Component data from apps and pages
• • • • •
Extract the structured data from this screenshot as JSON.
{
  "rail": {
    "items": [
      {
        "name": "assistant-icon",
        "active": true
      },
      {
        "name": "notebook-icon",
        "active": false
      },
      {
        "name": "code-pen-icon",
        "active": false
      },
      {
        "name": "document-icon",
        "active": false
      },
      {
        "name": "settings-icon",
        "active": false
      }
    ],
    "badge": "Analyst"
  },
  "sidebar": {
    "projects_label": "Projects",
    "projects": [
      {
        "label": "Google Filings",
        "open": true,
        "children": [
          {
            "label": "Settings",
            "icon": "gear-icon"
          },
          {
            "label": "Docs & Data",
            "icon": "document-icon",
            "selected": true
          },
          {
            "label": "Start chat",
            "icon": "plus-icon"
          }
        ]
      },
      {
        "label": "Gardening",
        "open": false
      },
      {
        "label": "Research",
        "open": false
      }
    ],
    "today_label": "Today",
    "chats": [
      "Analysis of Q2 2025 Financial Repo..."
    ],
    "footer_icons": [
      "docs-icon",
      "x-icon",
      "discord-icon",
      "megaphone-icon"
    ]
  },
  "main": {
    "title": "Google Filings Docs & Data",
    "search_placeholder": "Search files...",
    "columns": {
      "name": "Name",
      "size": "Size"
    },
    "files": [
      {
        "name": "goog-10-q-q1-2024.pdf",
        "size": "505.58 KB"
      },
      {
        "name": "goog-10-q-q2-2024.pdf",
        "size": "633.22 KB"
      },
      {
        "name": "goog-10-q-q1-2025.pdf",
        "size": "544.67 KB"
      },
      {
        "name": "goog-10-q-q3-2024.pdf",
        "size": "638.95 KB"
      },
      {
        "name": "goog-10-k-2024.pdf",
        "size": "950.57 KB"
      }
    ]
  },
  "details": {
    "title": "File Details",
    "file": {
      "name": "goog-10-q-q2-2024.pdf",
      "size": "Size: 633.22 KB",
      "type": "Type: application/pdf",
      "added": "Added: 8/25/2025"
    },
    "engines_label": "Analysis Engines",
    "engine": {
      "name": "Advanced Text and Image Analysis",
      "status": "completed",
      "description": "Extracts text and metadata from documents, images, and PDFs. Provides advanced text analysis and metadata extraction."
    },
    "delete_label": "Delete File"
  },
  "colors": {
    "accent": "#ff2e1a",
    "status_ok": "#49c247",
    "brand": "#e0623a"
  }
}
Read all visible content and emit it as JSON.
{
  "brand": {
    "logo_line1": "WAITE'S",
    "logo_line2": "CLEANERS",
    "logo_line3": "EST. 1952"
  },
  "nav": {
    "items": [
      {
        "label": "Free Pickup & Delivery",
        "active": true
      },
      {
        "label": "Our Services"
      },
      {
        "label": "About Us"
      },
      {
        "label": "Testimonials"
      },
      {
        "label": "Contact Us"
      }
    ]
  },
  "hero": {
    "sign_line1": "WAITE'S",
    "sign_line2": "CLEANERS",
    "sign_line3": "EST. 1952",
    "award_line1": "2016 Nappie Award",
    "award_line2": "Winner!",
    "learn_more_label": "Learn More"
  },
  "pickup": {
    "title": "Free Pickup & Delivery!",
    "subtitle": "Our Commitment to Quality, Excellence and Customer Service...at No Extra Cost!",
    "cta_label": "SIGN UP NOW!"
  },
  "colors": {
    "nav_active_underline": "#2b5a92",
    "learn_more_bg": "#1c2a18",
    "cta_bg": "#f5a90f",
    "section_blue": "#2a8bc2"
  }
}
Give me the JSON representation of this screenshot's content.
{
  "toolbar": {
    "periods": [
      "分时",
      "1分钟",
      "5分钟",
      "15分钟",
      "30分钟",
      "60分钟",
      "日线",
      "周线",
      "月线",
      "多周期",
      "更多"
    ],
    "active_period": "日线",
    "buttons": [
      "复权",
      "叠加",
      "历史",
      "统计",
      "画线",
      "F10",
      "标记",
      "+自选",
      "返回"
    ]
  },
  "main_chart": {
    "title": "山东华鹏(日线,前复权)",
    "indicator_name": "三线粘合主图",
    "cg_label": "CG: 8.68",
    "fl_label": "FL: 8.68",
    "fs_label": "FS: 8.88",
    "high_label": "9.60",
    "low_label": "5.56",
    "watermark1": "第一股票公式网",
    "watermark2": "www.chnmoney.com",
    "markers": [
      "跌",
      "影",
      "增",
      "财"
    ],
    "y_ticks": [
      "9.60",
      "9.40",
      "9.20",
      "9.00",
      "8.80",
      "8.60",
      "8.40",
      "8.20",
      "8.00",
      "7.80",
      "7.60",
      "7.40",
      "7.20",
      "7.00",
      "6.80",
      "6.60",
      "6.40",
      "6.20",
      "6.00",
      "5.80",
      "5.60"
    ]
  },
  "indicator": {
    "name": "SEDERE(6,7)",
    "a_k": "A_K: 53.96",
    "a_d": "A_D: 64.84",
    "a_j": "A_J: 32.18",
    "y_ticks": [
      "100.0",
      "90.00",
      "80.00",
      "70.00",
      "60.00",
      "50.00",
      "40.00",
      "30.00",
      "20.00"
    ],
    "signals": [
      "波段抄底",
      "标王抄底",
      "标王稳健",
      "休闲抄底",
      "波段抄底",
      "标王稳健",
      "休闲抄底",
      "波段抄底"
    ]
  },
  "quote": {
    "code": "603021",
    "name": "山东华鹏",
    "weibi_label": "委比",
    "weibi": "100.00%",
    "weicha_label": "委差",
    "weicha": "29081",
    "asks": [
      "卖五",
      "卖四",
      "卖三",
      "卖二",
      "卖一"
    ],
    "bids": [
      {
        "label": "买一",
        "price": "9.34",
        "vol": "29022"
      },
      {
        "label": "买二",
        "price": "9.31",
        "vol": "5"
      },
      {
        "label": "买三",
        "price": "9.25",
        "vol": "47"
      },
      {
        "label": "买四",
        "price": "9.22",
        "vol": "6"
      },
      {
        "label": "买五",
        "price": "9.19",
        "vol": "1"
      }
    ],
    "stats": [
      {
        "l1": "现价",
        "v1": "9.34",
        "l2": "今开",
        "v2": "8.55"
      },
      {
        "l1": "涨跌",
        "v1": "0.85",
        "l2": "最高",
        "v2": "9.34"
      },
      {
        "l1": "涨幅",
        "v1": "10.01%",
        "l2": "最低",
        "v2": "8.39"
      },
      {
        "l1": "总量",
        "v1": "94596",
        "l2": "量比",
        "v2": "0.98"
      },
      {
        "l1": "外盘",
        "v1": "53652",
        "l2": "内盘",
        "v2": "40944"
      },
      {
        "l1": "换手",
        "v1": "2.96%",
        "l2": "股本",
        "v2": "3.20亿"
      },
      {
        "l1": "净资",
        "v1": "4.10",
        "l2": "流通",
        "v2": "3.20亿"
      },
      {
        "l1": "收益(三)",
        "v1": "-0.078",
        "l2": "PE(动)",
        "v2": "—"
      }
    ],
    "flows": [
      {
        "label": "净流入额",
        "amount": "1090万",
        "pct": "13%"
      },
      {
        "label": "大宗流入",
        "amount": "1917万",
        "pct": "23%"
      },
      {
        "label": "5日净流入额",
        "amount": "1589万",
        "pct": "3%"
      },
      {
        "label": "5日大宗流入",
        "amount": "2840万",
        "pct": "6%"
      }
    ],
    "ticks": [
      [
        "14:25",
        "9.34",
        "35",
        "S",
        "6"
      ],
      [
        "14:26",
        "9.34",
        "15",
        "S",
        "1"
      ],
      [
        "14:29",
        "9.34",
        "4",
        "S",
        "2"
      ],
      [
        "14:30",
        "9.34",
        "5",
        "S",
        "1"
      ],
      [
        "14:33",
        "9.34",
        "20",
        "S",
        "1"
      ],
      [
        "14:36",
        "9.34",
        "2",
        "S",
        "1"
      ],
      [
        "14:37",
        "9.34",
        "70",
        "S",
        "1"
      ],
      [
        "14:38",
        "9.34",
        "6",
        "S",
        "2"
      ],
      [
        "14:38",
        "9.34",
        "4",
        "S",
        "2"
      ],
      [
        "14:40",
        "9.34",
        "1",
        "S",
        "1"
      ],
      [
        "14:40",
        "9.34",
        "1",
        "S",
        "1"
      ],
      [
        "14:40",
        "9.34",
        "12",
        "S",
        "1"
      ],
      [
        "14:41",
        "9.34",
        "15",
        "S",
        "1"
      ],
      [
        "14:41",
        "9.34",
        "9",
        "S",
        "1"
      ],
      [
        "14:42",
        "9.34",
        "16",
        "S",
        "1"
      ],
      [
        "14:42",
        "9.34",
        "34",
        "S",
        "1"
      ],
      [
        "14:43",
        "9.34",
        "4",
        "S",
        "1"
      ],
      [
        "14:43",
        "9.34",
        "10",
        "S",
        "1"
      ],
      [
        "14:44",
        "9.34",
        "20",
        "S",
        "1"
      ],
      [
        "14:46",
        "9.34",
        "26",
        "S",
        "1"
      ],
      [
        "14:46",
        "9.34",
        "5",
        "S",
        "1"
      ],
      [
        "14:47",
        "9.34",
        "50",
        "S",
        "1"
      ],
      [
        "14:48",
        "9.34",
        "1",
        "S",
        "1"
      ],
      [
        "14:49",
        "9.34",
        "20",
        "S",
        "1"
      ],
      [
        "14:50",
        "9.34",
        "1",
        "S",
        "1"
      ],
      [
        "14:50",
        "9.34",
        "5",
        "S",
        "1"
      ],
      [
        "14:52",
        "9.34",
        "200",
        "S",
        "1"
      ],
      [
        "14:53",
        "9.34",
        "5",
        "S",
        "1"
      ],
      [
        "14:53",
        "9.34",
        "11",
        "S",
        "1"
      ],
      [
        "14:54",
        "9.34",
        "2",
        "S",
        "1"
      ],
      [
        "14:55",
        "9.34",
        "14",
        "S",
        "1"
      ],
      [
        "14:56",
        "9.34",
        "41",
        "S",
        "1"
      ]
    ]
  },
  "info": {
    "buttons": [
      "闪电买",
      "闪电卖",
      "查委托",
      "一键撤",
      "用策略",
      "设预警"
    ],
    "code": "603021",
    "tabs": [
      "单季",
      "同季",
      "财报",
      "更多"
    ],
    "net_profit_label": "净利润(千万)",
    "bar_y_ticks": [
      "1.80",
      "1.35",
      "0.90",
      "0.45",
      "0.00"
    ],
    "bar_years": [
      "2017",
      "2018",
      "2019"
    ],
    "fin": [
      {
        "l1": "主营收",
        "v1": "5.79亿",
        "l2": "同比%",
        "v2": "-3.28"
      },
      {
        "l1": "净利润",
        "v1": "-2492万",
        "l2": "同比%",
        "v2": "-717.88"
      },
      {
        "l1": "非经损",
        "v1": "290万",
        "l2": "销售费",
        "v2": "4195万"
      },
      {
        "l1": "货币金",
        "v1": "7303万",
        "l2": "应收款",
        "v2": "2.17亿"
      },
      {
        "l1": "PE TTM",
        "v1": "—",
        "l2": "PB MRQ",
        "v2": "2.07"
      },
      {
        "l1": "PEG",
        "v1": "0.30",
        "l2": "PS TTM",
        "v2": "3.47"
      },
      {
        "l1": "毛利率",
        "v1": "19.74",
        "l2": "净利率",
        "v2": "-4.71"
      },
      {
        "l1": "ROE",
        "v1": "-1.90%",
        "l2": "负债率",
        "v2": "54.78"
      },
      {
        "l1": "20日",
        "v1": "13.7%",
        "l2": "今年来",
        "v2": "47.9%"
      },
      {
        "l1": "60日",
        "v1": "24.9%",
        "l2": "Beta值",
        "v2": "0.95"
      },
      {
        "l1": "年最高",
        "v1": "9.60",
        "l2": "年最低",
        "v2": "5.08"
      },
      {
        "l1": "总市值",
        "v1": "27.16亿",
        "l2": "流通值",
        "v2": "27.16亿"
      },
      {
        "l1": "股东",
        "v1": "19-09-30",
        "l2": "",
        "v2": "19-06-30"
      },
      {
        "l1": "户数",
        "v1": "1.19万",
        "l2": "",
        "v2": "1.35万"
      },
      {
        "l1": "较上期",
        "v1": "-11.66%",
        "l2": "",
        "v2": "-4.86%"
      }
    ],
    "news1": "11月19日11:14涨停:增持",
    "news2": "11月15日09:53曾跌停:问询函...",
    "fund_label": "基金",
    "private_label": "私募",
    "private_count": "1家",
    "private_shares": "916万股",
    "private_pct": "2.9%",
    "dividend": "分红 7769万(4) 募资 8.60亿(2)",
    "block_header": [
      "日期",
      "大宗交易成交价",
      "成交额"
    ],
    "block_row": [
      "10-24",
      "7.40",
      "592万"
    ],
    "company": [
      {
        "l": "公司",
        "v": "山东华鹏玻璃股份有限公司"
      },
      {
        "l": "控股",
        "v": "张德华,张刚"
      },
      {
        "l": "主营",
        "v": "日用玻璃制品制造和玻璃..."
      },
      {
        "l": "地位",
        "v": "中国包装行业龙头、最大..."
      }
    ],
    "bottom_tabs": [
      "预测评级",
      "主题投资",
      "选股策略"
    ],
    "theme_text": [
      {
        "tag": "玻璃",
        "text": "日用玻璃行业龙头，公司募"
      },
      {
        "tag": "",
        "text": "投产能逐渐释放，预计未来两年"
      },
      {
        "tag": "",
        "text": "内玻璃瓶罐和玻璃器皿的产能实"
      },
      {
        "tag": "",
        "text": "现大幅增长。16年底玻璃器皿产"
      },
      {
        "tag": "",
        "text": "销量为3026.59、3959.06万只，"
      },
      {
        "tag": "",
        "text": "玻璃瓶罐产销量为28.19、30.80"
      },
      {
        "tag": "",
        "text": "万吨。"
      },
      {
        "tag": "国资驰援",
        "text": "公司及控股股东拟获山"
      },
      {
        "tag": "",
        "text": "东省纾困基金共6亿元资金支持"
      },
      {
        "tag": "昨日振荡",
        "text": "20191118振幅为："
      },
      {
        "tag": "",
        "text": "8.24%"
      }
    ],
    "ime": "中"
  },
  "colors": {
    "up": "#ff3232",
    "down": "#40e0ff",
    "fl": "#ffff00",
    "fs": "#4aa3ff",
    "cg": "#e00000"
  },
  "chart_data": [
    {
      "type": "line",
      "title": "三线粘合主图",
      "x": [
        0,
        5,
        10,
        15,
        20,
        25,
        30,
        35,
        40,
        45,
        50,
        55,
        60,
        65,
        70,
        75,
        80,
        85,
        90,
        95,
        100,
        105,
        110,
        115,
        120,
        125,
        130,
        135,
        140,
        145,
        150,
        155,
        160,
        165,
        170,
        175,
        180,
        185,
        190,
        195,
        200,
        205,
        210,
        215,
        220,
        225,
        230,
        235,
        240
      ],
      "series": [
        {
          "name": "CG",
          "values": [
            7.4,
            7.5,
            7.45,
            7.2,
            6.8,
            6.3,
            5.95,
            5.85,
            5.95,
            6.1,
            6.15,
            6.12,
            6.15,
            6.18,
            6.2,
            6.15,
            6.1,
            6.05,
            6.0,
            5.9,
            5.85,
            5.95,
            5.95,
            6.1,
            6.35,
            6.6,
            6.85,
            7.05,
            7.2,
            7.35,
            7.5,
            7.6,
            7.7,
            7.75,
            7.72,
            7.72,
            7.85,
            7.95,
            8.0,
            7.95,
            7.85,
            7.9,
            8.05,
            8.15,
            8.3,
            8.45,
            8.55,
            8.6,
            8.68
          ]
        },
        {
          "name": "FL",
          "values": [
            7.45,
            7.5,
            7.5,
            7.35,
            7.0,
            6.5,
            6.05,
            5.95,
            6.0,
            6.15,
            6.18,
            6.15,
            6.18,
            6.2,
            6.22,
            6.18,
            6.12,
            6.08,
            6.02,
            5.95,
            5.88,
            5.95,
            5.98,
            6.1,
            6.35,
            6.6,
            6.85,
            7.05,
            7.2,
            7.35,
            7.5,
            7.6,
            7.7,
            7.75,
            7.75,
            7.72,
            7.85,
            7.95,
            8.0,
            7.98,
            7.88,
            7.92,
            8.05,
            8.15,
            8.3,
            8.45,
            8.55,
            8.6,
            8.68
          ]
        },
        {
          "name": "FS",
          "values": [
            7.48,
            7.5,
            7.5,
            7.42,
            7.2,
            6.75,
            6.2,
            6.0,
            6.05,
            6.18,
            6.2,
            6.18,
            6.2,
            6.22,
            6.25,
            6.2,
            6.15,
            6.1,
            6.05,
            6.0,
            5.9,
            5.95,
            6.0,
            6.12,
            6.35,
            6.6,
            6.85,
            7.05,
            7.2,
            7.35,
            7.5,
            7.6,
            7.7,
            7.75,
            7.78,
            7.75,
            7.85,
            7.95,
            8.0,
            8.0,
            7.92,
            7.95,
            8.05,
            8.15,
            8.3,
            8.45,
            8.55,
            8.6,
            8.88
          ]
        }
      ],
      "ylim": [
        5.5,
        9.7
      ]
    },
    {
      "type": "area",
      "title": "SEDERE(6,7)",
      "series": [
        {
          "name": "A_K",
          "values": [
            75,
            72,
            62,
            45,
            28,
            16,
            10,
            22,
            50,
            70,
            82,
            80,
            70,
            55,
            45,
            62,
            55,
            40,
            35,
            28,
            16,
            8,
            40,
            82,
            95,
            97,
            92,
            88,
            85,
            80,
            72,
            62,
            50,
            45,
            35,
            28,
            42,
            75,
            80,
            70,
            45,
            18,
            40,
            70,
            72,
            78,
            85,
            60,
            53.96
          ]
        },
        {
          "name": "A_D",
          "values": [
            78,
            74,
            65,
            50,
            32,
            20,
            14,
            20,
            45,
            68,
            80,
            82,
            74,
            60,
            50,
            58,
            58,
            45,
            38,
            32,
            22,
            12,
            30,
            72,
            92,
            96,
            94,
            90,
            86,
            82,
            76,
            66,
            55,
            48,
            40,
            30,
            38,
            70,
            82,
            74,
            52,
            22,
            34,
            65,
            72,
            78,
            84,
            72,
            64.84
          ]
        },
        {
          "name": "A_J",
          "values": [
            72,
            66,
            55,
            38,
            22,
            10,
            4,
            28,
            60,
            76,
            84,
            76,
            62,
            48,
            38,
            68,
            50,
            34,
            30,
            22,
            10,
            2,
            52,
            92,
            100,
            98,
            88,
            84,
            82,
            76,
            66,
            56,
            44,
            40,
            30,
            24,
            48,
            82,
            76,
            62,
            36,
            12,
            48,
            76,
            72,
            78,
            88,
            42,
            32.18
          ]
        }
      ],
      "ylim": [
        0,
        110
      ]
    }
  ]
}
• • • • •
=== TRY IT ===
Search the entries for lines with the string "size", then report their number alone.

=== SOLVED EXERCISE ===
7